Exercise aim | In your copy, the records appear word for word and the pictures do not appear at all.

Extracted entries |
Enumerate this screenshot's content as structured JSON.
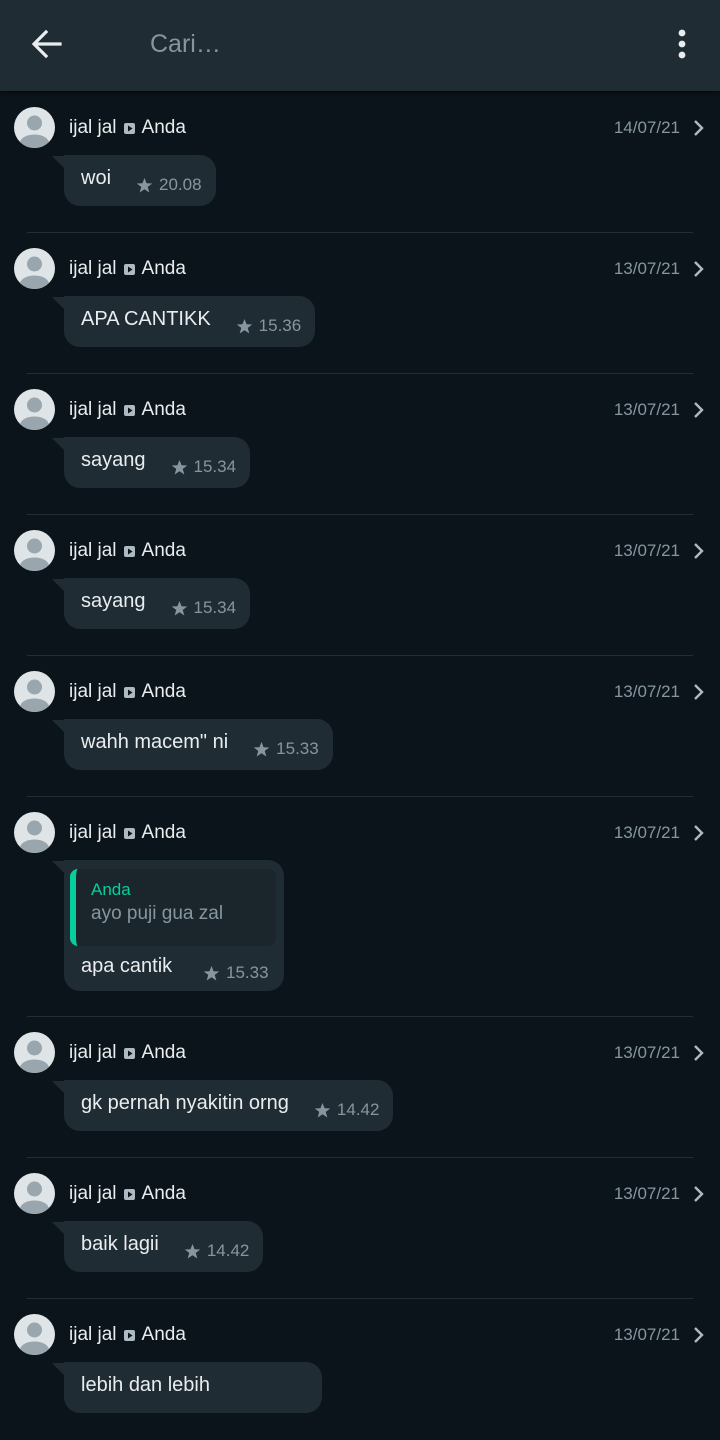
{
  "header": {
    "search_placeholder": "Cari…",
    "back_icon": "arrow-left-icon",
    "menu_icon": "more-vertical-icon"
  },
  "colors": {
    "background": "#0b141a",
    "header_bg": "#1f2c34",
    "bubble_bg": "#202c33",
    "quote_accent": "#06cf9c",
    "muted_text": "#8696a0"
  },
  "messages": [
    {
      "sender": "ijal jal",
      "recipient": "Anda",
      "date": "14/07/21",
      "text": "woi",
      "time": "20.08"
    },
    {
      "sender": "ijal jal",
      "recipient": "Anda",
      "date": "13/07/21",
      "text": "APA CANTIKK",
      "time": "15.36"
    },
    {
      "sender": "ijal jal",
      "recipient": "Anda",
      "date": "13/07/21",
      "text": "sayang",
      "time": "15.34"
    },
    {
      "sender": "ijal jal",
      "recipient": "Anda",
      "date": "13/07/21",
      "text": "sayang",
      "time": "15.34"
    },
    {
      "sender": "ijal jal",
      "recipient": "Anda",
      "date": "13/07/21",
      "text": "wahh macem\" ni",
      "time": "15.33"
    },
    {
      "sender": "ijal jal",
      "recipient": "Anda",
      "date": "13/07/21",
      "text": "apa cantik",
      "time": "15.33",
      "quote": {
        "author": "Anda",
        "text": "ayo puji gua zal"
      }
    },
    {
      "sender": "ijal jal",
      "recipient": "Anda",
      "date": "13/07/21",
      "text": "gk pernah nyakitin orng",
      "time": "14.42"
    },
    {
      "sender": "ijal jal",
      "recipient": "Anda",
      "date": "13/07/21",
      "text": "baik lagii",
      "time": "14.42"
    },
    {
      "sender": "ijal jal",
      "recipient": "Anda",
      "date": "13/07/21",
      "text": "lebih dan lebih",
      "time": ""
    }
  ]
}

Finished task |
Enumerate this screenshot's content as structured JSON.
{
  "header": {
    "search_placeholder": "Cari…",
    "back_icon": "arrow-left-icon",
    "menu_icon": "more-vertical-icon"
  },
  "colors": {
    "background": "#0b141a",
    "header_bg": "#1f2c34",
    "bubble_bg": "#202c33",
    "quote_accent": "#06cf9c",
    "muted_text": "#8696a0"
  },
  "messages": [
    {
      "sender": "ijal jal",
      "recipient": "Anda",
      "date": "14/07/21",
      "text": "woi",
      "time": "20.08"
    },
    {
      "sender": "ijal jal",
      "recipient": "Anda",
      "date": "13/07/21",
      "text": "APA CANTIKK",
      "time": "15.36"
    },
    {
      "sender": "ijal jal",
      "recipient": "Anda",
      "date": "13/07/21",
      "text": "sayang",
      "time": "15.34"
    },
    {
      "sender": "ijal jal",
      "recipient": "Anda",
      "date": "13/07/21",
      "text": "sayang",
      "time": "15.34"
    },
    {
      "sender": "ijal jal",
      "recipient": "Anda",
      "date": "13/07/21",
      "text": "wahh macem\" ni",
      "time": "15.33"
    },
    {
      "sender": "ijal jal",
      "recipient": "Anda",
      "date": "13/07/21",
      "text": "apa cantik",
      "time": "15.33",
      "quote": {
        "author": "Anda",
        "text": "ayo puji gua zal"
      }
    },
    {
      "sender": "ijal jal",
      "recipient": "Anda",
      "date": "13/07/21",
      "text": "gk pernah nyakitin orng",
      "time": "14.42"
    },
    {
      "sender": "ijal jal",
      "recipient": "Anda",
      "date": "13/07/21",
      "text": "baik lagii",
      "time": "14.42"
    },
    {
      "sender": "ijal jal",
      "recipient": "Anda",
      "date": "13/07/21",
      "text": "lebih dan lebih",
      "time": ""
    }
  ]
}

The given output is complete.